* TASK ITEM *
All records should be reproduced verbatim.
** RECORDS PROVIDED follows **
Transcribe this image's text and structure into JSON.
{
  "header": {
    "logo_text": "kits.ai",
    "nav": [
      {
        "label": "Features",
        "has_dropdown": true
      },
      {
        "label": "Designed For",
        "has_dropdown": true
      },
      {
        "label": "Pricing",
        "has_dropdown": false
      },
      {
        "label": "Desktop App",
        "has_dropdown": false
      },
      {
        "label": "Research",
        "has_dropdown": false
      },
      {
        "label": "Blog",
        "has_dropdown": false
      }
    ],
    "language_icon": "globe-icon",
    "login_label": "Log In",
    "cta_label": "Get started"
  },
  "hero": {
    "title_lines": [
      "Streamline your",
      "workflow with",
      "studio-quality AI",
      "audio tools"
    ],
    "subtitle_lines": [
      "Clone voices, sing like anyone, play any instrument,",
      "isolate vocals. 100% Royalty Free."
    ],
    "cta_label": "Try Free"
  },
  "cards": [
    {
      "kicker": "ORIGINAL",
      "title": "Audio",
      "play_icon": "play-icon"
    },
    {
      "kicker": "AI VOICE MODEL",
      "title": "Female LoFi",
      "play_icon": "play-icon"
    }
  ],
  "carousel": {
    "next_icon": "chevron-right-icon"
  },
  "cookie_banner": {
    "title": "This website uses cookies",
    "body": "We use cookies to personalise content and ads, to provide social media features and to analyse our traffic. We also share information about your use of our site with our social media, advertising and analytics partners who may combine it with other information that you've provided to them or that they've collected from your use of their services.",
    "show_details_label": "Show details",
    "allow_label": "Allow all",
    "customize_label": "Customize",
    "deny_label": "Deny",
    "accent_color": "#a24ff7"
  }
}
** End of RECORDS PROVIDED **
* ANSWER SECTION *
Transcribe this image's text and structure into JSON.
{
  "header": {
    "logo_text": "kits.ai",
    "nav": [
      {
        "label": "Features",
        "has_dropdown": true
      },
      {
        "label": "Designed For",
        "has_dropdown": true
      },
      {
        "label": "Pricing",
        "has_dropdown": false
      },
      {
        "label": "Desktop App",
        "has_dropdown": false
      },
      {
        "label": "Research",
        "has_dropdown": false
      },
      {
        "label": "Blog",
        "has_dropdown": false
      }
    ],
    "language_icon": "globe-icon",
    "login_label": "Log In",
    "cta_label": "Get started"
  },
  "hero": {
    "title_lines": [
      "Streamline your",
      "workflow with",
      "studio-quality AI",
      "audio tools"
    ],
    "subtitle_lines": [
      "Clone voices, sing like anyone, play any instrument,",
      "isolate vocals. 100% Royalty Free."
    ],
    "cta_label": "Try Free"
  },
  "cards": [
    {
      "kicker": "ORIGINAL",
      "title": "Audio",
      "play_icon": "play-icon"
    },
    {
      "kicker": "AI VOICE MODEL",
      "title": "Female LoFi",
      "play_icon": "play-icon"
    }
  ],
  "carousel": {
    "next_icon": "chevron-right-icon"
  },
  "cookie_banner": {
    "title": "This website uses cookies",
    "body": "We use cookies to personalise content and ads, to provide social media features and to analyse our traffic. We also share information about your use of our site with our social media, advertising and analytics partners who may combine it with other information that you've provided to them or that they've collected from your use of their services.",
    "show_details_label": "Show details",
    "allow_label": "Allow all",
    "customize_label": "Customize",
    "deny_label": "Deny",
    "accent_color": "#a24ff7"
  }
}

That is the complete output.